# TASK GOAL
Read the data below. Every line holding the string "value" must be copied.

# DATASET CONTENT
____

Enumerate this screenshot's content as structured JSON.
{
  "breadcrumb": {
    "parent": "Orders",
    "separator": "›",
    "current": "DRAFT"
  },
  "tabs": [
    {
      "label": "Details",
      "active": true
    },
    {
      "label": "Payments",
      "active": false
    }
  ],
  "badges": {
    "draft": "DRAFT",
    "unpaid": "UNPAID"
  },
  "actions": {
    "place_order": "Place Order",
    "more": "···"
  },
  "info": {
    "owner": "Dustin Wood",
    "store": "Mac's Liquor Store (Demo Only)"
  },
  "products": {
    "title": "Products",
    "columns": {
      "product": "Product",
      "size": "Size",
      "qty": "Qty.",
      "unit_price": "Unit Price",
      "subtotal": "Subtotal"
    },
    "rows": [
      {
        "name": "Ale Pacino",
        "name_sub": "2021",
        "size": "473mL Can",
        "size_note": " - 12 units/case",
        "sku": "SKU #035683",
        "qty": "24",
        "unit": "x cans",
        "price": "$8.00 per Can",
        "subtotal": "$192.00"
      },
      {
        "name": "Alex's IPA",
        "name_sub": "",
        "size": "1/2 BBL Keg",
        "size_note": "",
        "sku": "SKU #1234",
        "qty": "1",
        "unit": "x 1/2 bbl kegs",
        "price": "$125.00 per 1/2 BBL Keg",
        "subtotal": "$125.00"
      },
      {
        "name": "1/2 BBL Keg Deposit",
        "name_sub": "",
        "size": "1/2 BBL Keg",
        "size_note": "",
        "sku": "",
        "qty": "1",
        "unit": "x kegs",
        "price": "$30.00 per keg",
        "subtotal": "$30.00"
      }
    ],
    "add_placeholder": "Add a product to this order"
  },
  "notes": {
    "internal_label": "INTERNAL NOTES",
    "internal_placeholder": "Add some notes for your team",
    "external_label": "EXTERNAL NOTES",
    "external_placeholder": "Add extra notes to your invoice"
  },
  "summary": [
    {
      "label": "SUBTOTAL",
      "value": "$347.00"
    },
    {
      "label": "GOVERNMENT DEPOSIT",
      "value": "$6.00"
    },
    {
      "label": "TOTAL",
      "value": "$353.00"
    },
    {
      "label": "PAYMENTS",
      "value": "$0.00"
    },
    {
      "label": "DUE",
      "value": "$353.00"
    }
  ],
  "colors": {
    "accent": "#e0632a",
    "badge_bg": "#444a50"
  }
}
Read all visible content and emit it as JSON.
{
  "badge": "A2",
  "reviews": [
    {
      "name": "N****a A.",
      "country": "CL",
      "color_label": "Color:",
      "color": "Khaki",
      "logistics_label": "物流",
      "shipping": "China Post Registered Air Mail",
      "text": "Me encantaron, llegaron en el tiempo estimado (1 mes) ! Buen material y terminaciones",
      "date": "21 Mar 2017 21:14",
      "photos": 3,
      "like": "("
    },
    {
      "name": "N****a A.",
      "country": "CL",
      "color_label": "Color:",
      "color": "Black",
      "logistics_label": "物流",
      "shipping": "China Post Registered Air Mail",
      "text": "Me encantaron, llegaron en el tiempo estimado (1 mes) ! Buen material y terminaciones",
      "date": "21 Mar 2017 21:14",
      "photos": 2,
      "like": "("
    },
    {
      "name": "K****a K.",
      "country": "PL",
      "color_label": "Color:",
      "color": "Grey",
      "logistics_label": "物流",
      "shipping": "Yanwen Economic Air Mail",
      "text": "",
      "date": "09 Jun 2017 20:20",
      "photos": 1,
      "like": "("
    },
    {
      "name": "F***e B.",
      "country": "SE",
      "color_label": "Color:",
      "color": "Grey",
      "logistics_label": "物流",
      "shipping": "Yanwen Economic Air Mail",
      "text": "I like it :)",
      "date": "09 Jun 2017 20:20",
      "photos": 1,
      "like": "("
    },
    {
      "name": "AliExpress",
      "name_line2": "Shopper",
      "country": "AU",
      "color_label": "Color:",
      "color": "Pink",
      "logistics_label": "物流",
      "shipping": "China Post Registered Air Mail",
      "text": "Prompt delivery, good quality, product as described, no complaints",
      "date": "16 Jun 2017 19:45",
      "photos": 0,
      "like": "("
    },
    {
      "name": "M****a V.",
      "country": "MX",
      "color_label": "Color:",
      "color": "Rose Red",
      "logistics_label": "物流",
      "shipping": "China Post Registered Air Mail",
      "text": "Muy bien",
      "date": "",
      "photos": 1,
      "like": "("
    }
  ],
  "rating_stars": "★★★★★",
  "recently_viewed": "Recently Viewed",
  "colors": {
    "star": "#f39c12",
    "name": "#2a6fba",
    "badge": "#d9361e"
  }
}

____

# EXPECTED ANSWER
      "value": "$347.00"
      "value": "$6.00"
      "value": "$353.00"
      "value": "$0.00"
      "value": "$353.00"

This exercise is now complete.